“This is to confirm the discussion at the meeting today that Caring Family Services [the name is changed] have decided to terminate your employment during the probationary period. Consistent with our obligations under the Fair Work Act 2009 and the National Employment Standards, you will be provided one week’s pay in lieu of notice, and the termination of your employment is effective immediately.”…

Full Story @ http://read.socialjusticesolutions.org/7o
#ChildAbuse, #Employment, #SocialJustice, #WrongfulTermination

There’s no such thing as a bad kid in these six Spokane, WA, trauma-informed elementary schools

What’s a trauma-informed school? It’s a place where this happens:

There’s this third-grade kid. Let’s call him Sam. He’s got ODD (oppositional defiant disorder…a misnomer for normal behavior a child exhibits when he’s living with chronic trauma).

Nine-year-old Sam (not his real name) is very smart. But sometimes he balked, dug his heels in deep, and refused to work in class. So his teacher sent him to see the principal. Often.

The teacher and the principal knew something about his home life. At night, Sam sleeps on a couch. Dad sleeps on the other couch. The TV’s on all day, all night. When Dad’s awake, he always has a computer in his lap. Mom drifts in and out of the home. His parents have little to do with their son. They rarely touch him.

“He obviously needed hugs, and I was giving him those,” says the principal. But it wasn’t quite getting Sam out of his funk or making enough of a dent in his class behavior. “One day, I was teasing him and as he moved away, I poked him a little,” she recalls. “He laughed, and his eyes lit up. I did it again, and he laughed, and loved it.” In fact, he howled with laughter, inviting more tickles.  

Not only was Sam not getting hugs at home, the principal realized, but his parents weren’t playing with him, either.

So, now Sam knows what he needs and where to get it. Three to five days a week, he walks into the principal’s office to be tickled and hugged.

“If people looked in and didn’t know what was going on, they would say I’m torturing this kid,” says the principal, because Sam rolls on the floor and shrieks with laughter. “It’s not usually what I do with kids. But he needs touch. So, I tickle him for a while. Then he falls into my lap, gets some hugs. Then he straightens up and says: ‘I’m ready to go to class.’” …

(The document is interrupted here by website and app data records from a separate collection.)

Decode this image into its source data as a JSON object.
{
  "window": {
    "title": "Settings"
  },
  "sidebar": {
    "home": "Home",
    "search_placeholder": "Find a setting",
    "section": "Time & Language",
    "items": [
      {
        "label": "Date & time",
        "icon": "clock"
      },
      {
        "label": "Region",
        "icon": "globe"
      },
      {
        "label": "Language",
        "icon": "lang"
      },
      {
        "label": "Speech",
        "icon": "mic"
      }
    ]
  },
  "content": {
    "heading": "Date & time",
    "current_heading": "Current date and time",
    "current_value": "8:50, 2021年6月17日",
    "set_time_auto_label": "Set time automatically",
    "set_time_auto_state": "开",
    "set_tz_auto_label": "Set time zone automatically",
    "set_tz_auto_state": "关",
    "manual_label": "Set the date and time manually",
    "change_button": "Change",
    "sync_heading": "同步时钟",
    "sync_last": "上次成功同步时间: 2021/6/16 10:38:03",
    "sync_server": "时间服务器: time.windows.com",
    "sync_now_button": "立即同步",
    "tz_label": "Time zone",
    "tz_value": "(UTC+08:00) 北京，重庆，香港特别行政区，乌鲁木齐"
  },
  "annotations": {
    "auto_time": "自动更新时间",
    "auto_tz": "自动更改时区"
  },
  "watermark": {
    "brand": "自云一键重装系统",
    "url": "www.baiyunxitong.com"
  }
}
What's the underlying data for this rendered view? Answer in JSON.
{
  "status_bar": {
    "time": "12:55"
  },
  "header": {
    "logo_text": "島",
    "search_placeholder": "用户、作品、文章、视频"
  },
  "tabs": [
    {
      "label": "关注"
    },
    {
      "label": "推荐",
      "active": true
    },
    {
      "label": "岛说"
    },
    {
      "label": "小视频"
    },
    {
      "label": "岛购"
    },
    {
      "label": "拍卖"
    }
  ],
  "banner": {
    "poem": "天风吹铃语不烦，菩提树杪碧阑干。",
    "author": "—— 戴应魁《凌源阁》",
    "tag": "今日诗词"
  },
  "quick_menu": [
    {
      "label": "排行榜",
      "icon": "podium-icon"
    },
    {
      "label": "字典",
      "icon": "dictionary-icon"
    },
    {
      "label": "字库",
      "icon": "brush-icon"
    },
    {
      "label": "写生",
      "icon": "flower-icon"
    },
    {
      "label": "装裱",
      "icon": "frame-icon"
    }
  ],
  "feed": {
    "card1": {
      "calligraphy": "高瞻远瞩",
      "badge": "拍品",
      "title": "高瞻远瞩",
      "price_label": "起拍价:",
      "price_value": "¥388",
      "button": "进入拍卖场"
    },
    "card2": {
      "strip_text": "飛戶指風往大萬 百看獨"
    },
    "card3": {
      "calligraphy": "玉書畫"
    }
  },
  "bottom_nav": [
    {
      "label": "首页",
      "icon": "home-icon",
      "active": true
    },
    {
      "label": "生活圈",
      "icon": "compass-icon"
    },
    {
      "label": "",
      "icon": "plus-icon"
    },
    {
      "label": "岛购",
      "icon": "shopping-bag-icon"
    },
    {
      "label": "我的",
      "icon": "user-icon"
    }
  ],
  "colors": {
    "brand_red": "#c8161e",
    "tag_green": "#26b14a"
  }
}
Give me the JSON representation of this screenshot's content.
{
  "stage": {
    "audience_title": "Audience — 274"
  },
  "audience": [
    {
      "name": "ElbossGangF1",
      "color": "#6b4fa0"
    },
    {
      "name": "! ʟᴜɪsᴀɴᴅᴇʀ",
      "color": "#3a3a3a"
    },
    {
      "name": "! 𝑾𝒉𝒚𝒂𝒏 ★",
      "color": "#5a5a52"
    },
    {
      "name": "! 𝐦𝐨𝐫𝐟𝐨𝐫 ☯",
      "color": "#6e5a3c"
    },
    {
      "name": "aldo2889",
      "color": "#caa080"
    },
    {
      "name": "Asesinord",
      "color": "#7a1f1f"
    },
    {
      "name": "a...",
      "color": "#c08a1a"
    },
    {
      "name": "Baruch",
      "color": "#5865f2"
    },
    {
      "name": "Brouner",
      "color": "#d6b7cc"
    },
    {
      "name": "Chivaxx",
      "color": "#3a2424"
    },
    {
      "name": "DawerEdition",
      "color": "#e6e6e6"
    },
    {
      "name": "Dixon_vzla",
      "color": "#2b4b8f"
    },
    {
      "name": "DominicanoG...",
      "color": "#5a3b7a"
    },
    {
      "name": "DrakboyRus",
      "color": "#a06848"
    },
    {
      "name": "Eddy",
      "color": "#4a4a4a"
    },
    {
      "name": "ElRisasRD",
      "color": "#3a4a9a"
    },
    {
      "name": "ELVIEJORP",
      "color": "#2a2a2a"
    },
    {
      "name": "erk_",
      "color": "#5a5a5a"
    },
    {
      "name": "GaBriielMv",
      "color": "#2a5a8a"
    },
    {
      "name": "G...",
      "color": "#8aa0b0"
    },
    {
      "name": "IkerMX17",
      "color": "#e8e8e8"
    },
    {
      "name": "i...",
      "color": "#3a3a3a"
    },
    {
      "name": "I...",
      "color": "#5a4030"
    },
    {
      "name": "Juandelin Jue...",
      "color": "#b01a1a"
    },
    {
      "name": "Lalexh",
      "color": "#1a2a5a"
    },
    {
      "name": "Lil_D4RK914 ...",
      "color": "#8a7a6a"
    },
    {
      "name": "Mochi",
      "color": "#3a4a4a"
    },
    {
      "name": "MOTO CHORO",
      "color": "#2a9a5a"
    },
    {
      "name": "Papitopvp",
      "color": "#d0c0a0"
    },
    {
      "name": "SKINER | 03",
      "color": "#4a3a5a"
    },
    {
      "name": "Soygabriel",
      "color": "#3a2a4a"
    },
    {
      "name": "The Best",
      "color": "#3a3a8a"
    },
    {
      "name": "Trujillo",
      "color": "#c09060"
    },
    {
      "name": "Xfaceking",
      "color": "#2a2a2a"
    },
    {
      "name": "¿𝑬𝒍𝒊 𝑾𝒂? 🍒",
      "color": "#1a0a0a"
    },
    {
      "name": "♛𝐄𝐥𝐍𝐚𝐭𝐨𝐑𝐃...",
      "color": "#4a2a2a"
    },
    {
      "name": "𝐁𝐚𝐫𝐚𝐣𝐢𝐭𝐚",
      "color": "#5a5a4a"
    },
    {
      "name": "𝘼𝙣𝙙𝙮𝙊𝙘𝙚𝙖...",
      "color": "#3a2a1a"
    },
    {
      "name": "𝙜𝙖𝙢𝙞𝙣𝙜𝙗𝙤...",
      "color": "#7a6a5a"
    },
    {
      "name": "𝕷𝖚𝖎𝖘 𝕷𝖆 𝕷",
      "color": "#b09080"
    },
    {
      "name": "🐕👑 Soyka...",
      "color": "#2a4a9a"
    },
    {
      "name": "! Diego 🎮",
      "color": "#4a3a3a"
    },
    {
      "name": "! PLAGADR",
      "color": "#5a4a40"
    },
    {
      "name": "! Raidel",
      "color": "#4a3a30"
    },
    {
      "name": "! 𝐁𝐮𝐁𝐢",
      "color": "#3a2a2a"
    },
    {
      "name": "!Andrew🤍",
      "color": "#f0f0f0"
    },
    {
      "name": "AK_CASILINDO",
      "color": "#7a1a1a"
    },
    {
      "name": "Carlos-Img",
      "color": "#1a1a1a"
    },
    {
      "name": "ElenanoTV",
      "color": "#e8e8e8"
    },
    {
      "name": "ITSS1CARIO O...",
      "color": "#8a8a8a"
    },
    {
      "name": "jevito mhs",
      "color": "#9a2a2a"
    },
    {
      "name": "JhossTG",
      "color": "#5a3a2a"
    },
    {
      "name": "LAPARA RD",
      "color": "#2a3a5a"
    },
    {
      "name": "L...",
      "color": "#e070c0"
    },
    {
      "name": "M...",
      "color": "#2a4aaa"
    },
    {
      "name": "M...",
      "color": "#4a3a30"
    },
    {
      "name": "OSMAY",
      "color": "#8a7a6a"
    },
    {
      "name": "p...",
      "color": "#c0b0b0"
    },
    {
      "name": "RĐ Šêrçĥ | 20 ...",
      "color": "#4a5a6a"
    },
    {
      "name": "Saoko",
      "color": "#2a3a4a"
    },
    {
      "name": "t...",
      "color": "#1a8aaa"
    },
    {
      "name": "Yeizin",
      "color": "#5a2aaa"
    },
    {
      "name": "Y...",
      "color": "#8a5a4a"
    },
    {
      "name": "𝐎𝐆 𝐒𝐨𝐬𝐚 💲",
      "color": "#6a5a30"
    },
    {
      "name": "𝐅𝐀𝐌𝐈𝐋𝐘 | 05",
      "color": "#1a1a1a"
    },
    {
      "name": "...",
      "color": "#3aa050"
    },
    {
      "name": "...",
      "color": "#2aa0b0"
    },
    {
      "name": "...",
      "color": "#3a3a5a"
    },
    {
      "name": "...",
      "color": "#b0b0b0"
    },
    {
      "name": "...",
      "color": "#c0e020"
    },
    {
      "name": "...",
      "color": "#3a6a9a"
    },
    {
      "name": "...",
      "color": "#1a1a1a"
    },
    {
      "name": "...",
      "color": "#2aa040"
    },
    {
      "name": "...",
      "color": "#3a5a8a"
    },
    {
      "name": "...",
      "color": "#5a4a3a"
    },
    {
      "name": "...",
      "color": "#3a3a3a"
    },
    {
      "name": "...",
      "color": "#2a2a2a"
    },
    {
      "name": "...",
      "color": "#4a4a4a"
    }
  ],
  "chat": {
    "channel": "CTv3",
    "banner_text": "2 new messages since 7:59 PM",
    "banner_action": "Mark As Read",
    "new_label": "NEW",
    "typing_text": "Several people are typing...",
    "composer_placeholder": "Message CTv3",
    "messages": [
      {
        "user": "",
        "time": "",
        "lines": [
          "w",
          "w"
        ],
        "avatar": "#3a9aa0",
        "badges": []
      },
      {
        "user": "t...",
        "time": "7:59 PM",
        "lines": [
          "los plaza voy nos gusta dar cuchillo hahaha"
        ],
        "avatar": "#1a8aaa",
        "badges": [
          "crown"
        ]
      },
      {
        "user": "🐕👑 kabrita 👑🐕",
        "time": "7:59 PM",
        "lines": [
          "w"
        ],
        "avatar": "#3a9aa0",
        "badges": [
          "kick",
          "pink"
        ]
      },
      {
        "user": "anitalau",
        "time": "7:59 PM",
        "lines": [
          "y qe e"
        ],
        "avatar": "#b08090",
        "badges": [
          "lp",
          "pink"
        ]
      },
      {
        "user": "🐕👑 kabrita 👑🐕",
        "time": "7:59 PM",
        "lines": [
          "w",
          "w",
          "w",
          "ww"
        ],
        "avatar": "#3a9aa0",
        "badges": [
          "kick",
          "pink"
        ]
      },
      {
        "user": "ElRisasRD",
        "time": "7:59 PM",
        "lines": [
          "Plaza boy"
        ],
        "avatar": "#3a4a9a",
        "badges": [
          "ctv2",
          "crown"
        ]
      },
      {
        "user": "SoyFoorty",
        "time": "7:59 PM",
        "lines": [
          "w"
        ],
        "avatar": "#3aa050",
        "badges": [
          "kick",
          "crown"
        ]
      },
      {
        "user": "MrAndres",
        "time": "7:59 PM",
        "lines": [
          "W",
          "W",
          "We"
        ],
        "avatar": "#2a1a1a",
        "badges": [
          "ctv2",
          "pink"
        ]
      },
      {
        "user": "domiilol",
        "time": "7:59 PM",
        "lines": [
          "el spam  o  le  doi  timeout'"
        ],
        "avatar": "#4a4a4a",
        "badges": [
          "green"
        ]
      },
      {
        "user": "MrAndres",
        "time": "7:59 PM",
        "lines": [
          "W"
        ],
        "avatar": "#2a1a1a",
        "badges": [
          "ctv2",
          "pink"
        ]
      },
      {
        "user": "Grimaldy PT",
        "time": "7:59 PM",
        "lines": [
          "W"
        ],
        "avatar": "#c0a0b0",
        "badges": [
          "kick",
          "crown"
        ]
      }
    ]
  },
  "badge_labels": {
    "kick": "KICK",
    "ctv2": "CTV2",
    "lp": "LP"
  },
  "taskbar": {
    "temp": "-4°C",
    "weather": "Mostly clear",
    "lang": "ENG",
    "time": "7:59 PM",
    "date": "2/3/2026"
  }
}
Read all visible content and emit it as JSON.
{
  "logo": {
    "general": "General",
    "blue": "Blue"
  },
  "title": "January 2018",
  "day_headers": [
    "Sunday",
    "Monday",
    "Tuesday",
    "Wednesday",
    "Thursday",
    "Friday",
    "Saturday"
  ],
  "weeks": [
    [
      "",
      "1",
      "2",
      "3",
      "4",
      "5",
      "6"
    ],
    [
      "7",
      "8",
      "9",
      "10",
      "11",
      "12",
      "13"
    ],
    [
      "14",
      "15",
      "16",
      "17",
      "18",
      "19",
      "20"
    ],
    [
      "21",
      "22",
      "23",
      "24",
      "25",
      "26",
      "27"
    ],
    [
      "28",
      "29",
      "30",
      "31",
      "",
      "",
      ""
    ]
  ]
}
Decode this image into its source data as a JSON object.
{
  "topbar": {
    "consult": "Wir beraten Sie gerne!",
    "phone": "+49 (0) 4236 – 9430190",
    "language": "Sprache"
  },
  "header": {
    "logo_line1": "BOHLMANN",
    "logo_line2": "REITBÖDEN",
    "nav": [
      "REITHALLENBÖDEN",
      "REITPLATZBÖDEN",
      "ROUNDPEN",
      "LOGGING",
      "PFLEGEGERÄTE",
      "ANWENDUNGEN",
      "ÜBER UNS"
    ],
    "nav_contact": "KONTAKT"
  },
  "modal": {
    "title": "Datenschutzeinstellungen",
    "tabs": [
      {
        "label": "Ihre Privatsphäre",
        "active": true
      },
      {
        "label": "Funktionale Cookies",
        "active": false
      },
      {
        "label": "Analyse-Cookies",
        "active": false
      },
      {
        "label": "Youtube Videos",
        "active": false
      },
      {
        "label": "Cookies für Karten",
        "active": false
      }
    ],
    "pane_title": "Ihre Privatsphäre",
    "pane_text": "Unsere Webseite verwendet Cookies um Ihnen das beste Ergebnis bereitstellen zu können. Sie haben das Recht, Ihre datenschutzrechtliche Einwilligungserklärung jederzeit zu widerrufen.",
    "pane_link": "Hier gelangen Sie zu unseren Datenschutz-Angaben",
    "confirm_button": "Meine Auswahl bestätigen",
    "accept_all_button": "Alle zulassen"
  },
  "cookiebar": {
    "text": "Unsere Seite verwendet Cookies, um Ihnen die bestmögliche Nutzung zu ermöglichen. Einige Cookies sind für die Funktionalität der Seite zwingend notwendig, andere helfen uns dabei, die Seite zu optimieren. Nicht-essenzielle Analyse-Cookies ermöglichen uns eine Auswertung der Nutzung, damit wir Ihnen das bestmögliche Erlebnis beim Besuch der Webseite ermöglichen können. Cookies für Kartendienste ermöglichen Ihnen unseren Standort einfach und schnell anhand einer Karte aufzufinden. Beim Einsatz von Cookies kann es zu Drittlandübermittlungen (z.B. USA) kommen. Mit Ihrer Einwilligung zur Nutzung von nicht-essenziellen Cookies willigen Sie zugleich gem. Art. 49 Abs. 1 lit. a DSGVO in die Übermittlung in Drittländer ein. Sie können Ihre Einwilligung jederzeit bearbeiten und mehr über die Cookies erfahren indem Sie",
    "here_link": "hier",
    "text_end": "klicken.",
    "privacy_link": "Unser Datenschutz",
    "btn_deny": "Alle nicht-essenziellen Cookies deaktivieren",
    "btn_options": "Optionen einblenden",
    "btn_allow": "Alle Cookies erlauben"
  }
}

Full Story @ http://read.socialjusticesolutions.org/78
#ChildAbuse, #ChildTrauma, #Solutions, #WashingtonState

Why I Went From Being A Top Student To An Expelled Dropout

I was expelled from school in 9th grade, and I’m currently 19 years old with no plans on ‘finishing’ my education (as if education ever ends). I say this with pride, because too often, people dismiss academic-underachievers as “lazy,” and any attempt to explain our side is labelled an excuse. I feel a need to show why it’s rarely that simple for the kids who leave school. I used to be a top student, the kind that got praised by teachers, friends, and family alike. For me to leave that behind, it had to take something special. Through the following moments, I will share how I went from a parent’s dream child, to a delinquent with a reticent family….

Full Story @ http://read.socialjusticesolutions.org/64
#ChildAbuse, #ChildTrauma

Could Child Abuse Be Causing Autism?

Written by, Courtney Kidd, LMSW, SJS Staff Writer
Childhood abuse as a predictive variable in who will have an autistic child. A study put on by JAMA Psychiatry studied 50,000 women, looking at medical records, answered questions relating to childhood abuse(physical, sexual or emotional)…